One of the problems is the emphasis on stuff in Hollywood. Scarlett Johanssen is a wonderful actress, yes. But she doesn't sing, nor has she appeared in a music-based movie -- Jack Black yes, Scarlett no. And what is up with party coverage on TV starlet Mischa Barton and MTV couples?
Check out sublimely indie mags like Chord, Filter, Under the Radar and the online Kludge for in-depth looks at some worthy bands. As for Spin? It's still trying to convince us it's cool, but Eggers is the only regularly cool thing about it.
Spin doesn't spin
Spin magazine has gotten a lot less cutting edge. It's all MTV-related jokes and burbly articles. At times they have a good article or picture orr whatever, but most of the time they rely on trends and flavors of the month,
If you want good music magazines, try looking at Q or Mojo. Or if you want to stick with American music mags, check out the new Filter which is almost as good. They have everything Spin doesn't.

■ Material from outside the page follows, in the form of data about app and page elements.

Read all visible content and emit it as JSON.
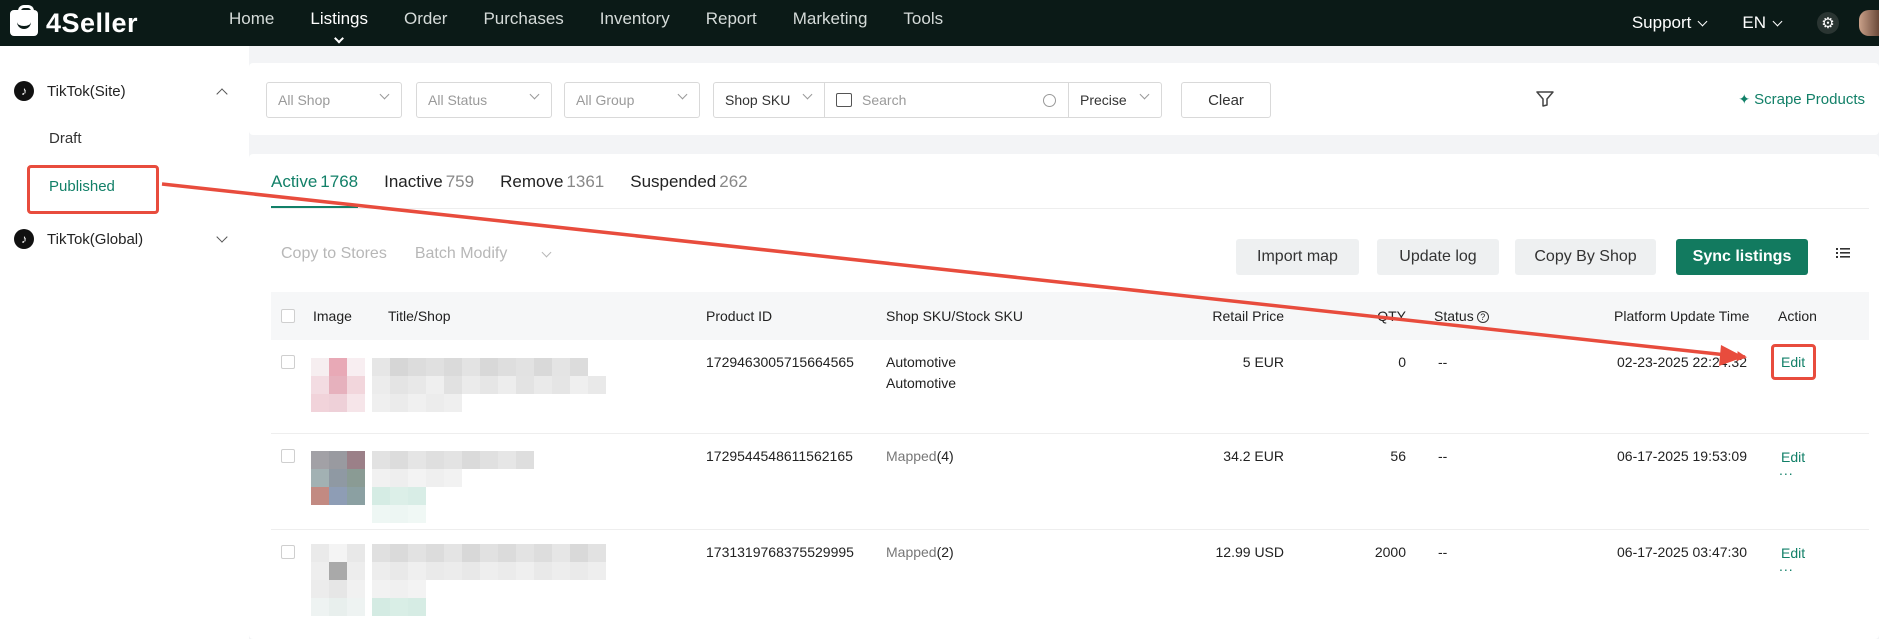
{
  "app": {
    "logo_text": "4Seller"
  },
  "nav": {
    "items": [
      "Home",
      "Listings",
      "Order",
      "Purchases",
      "Inventory",
      "Report",
      "Marketing",
      "Tools"
    ],
    "active": "Listings",
    "support": "Support",
    "language": "EN"
  },
  "sidebar": {
    "site": {
      "label": "TikTok(Site)",
      "children": [
        "Draft",
        "Published"
      ]
    },
    "global": {
      "label": "TikTok(Global)"
    },
    "active_child": "Published"
  },
  "filters": {
    "shop": "All Shop",
    "status": "All Status",
    "group": "All Group",
    "search_type": "Shop SKU",
    "search_placeholder": "Search",
    "match": "Precise",
    "clear": "Clear",
    "scrape": "Scrape Products"
  },
  "tabs": [
    {
      "label": "Active",
      "count": "1768"
    },
    {
      "label": "Inactive",
      "count": "759"
    },
    {
      "label": "Remove",
      "count": "1361"
    },
    {
      "label": "Suspended",
      "count": "262"
    }
  ],
  "toolbar": {
    "copy_to_stores": "Copy to Stores",
    "batch_modify": "Batch Modify",
    "import_map": "Import map",
    "update_log": "Update log",
    "copy_by_shop": "Copy By Shop",
    "sync_listings": "Sync listings"
  },
  "table": {
    "headers": {
      "image": "Image",
      "title": "Title/Shop",
      "product_id": "Product ID",
      "sku": "Shop SKU/Stock SKU",
      "price": "Retail Price",
      "qty": "QTY",
      "status": "Status",
      "updated": "Platform Update Time",
      "action": "Action"
    },
    "rows": [
      {
        "product_id": "1729463005715664565",
        "sku_line1": "Automotive",
        "sku_line2": "Automotive",
        "price": "5 EUR",
        "qty": "0",
        "status": "--",
        "updated": "02-23-2025 22:24:32",
        "edit": "Edit",
        "more": "..."
      },
      {
        "product_id": "1729544548611562165",
        "sku_prefix": "Mapped",
        "sku_count": "(4)",
        "price": "34.2 EUR",
        "qty": "56",
        "status": "--",
        "updated": "06-17-2025 19:53:09",
        "edit": "Edit",
        "more": "..."
      },
      {
        "product_id": "1731319768375529995",
        "sku_prefix": "Mapped",
        "sku_count": "(2)",
        "price": "12.99 USD",
        "qty": "2000",
        "status": "--",
        "updated": "06-17-2025 03:47:30",
        "edit": "Edit",
        "more": "..."
      }
    ]
  },
  "colors": {
    "accent": "#128068",
    "annotation": "#e84c3d",
    "topbar": "#0b1a17"
  }
}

SPIN is the type of magazine that tries too hard to be hip -- which, of course, is the exact antithesis of hip. Because of this geeky obsession to remain on the "cutting edge" (the editors obviously have no clue that they're about as close to the "edge" as FAMILY CIRCLE), the magazine doesn't age well -- track down some back issues and try not to laugh. On the other hand, if you're one of those intellectually stunted individuals who think tribal tats and Staind is as good as it gets, by all means send in that subscription card and join the ranks of the Supercool....

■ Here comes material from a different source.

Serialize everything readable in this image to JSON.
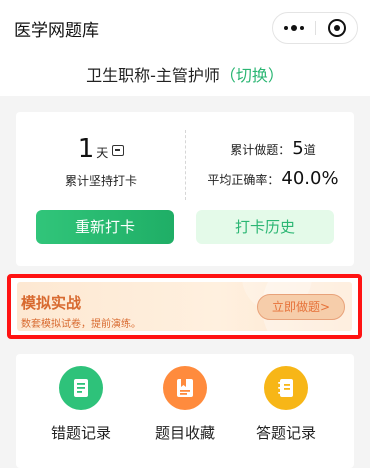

Twenty minutes per issue
I ordered SPIN for a year, but soon found that the amount of time I spend with a new issue is not much more than 20 minutes. I'm forty now, so I don't care who is supposed to be cool. Most of the bands are not that interesting to me, but that's not the point. It's the writing, mostly pretty stupid photographs and record reviews that don't excite me. In my opinion, a better magazine supposed to cover similar ground is "Under the radar". If you really care about music and want to read an informative magazine, try "Mojo". They cover a wide range of different styles and I spend usually several hours with a new issue. Of course, you won't get it for ten dollars a year! BTW, my SPIN subscription ran out several months ago and I keep receiving it for free. But do I care?
The Best (in print media), but getting worse...
Spin circa two years ago was a pretty good read. The articles were written with that nice, biting sarcasm (not VH1 eunich-sarcasm, mind you). The reviews, while relying heavily on name-checking, were pretty damn on-target. Even the incessant name-checking was done in a self-lacerating, self-aware fashion that was entertaining (eg, FUGAZI was once mentioned in a Wu-Tang review... yeah).
Whey th' hell you gone, SPIN (can I say that)? A recent issue gave Hootie and the GD Blowfish a "B+"!! Ugh. No further comment needed. Also, a promo piece for Madonna hanger-on Ali G. lamely joked about how England was our millitary ally but still "unleashed" him on our culture...shut up.
I love you, Spin, you convinced me to buy Ornette Coleman's 1971 jazz masterpiece Science Fiction. If you get any lamer, though, you'll be just another [junk] music mag (What?! Rolling Stone? Did someone say Rolling Stone?!).
Bleak, huh? Hey, don't worry, kid, haven't you heard? The i-net is usurping all sorts of mad cred from the print world.
better in it's earlier days
I Liked SPin at first but sometime around the mid 90's through now I got bored with them.they ahve a few things I dug such as there take&asking artists too name there favorite Artists ever type of things but over time they went with the flow&just are kinda there.I don't get alot of what they have become&while I like some older issues&articles I don't pay them Mag much attention when I go magazine&book reading.